As the name suggests, collision coverage pays for repairing or replacing your vehicle if it is involved in an accident with another car or an object, like a tree, mailbox, guardrail, or other entity. It also covers damage to your vehicle from a hit-and-run crash or a wreck caused by your negligence. It’s generally optional, although if you have a loan or lease on your car, your lender may require you to carry this type of insurance. Collision insurance limits are usually based on your car’s cash value minus your deductible. The more expensive your car is, the higher the limit you’ll want to choose. However, if you have an older car that’s not worth very much, it might not be cost-effective to get collision coverage. Collision and comprehensive coverage come with a deductible, so you’ll be responsible for paying the first part of any claim exceeding your deductible amount.
For this reason, it’s a good idea to choose a collision deductible you can afford to pay in case of a claim. Medical payments and uninsured/underinsured motorist coverage are optional car insurance policies that can help supplement your collision and comprehensive coverage if needed. These policies help cover your medical expenses and the costs to repair or replace your car if you’re hurt in an accident with a driver who doesn’t have liability coverage or enough to cover the total cost of your damages.

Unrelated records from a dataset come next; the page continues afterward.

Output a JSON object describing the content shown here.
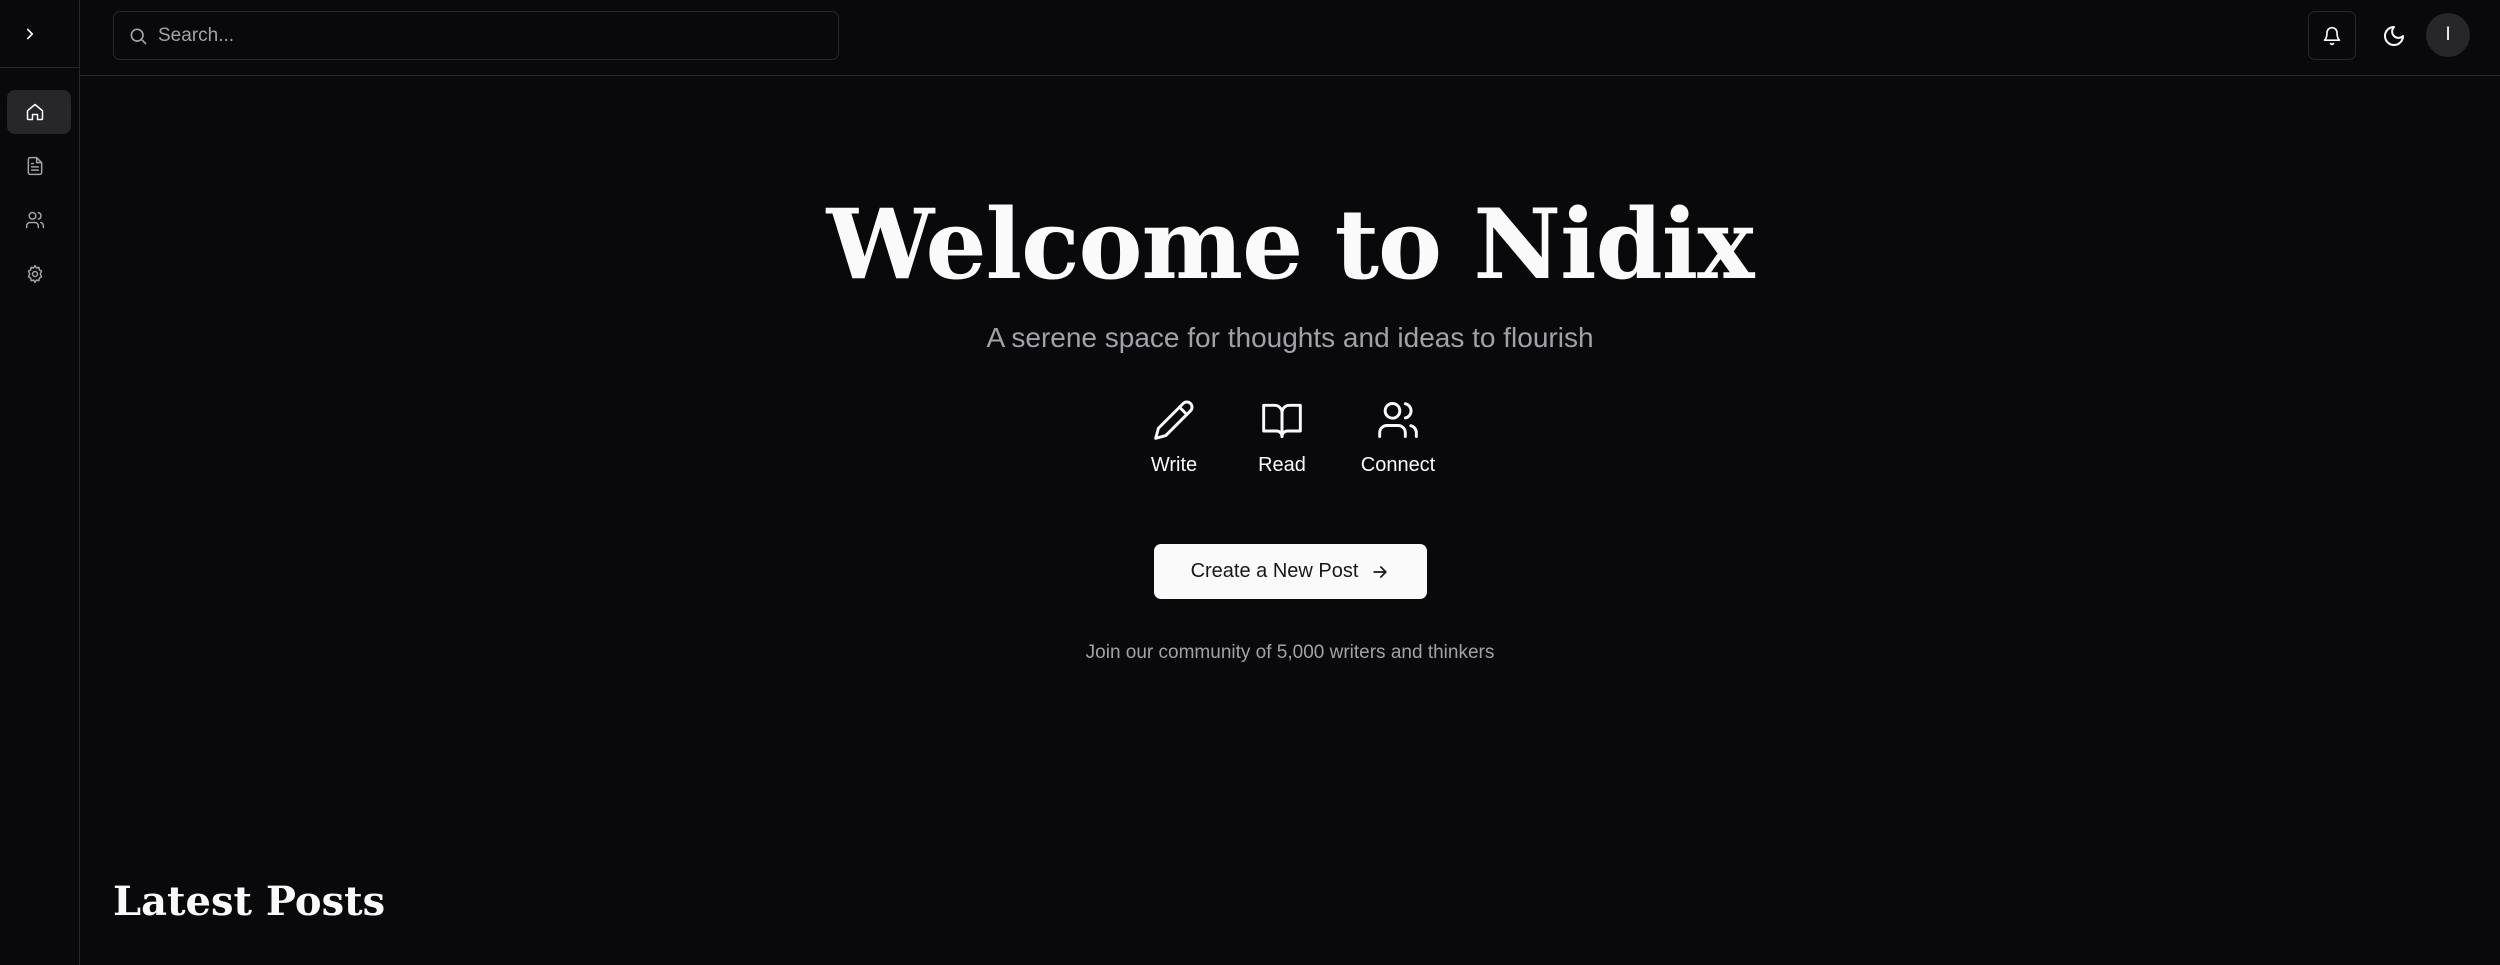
{
  "sidebar": {
    "toggle_icon": "chevron-right-icon",
    "items": [
      {
        "name": "home",
        "icon": "home-icon",
        "active": true
      },
      {
        "name": "posts",
        "icon": "file-text-icon",
        "active": false
      },
      {
        "name": "community",
        "icon": "users-icon",
        "active": false
      },
      {
        "name": "settings",
        "icon": "gear-icon",
        "active": false
      }
    ]
  },
  "topbar": {
    "search_placeholder": "Search...",
    "notifications_icon": "bell-icon",
    "theme_icon": "moon-icon",
    "avatar_initial": "I"
  },
  "hero": {
    "title": "Welcome to Nidix",
    "subtitle": "A serene space for thoughts and ideas to flourish",
    "features": [
      {
        "label": "Write",
        "icon": "pencil-icon"
      },
      {
        "label": "Read",
        "icon": "book-open-icon"
      },
      {
        "label": "Connect",
        "icon": "users-icon"
      }
    ],
    "cta_label": "Create a New Post",
    "community_text": "Join our community of 5,000 writers and thinkers"
  },
  "latest": {
    "heading": "Latest Posts"
  },
  "colors": {
    "background": "#09090b",
    "border": "#27272a",
    "text": "#fafafa",
    "muted": "#a1a1aa",
    "button_bg": "#fafafa"
  }
}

Liability insurance helps pay for the other person’s medical bills or repair costs if you are found to be at fault in an accident. It also covers damage to their vehicle and other property, such as lamp posts, fences, or buildings. States have different liability caps, but most drivers must have a certain amount of liability insurance to drive legally. Your driving history and the level of coverage you select could have an impact on your premium. The higher the limit, the more you will usually pay. The car type you drive and its value also affect the cost of the policy. For example, a sports car typically costs more to insure than an economy car. While “full coverage” auto insurance can mean different things to insurance companies and lenders, it is generally understood to refer to liability plus physical damage protection (comprehensive and collision). Collision pays for damage to your car after an accident with another vehicle or an object, such as a light pole. However, comprehensive insurance covers damage from non-accidental events such as storms, theft, and animal collisions. The liability policy is frequently supplemented with uninsured/underinsured motorists and personal injury protection. If an uninsured or underinsured motorist hurts you or your passengers, these coverages assist in covering losses or medical costs.
Uninsured/Underinsured Motorist Coverage
With one in eight drivers uninsured (and many more with liability coverage limits that are too low to pay for your costs after a crash), it’s essential to consider adding uninsured and underinsured motorist car insurance coverage to your policy. These two types of coverage—uninsured motorist property damage and uninsured motorist bodily injury—help bridge the gap between your expenses and the at-fault driver’s ability to pay. Uninsured motorist coverage, or UM, protects you, your housed family members, and other car occupants involving an uninsured driver (also known as a hit-and-run driver). This add-on coverage typically pays up to a specified limit for medical bills, pain and suffering, lost wages, and funeral costs if an at-fault driver has no insurance or insurance coverage that isn’t enough to cover your damages. When the liability coverage of an at-fault driver is insufficient to cover the total cost of your injuries sustained in an accident they cause, underinsured motorist coverage, or UIM, kicks in and pays your medical bills up to a predetermined limit. Like UM, UIM also typically has a per-person and per-accident limit.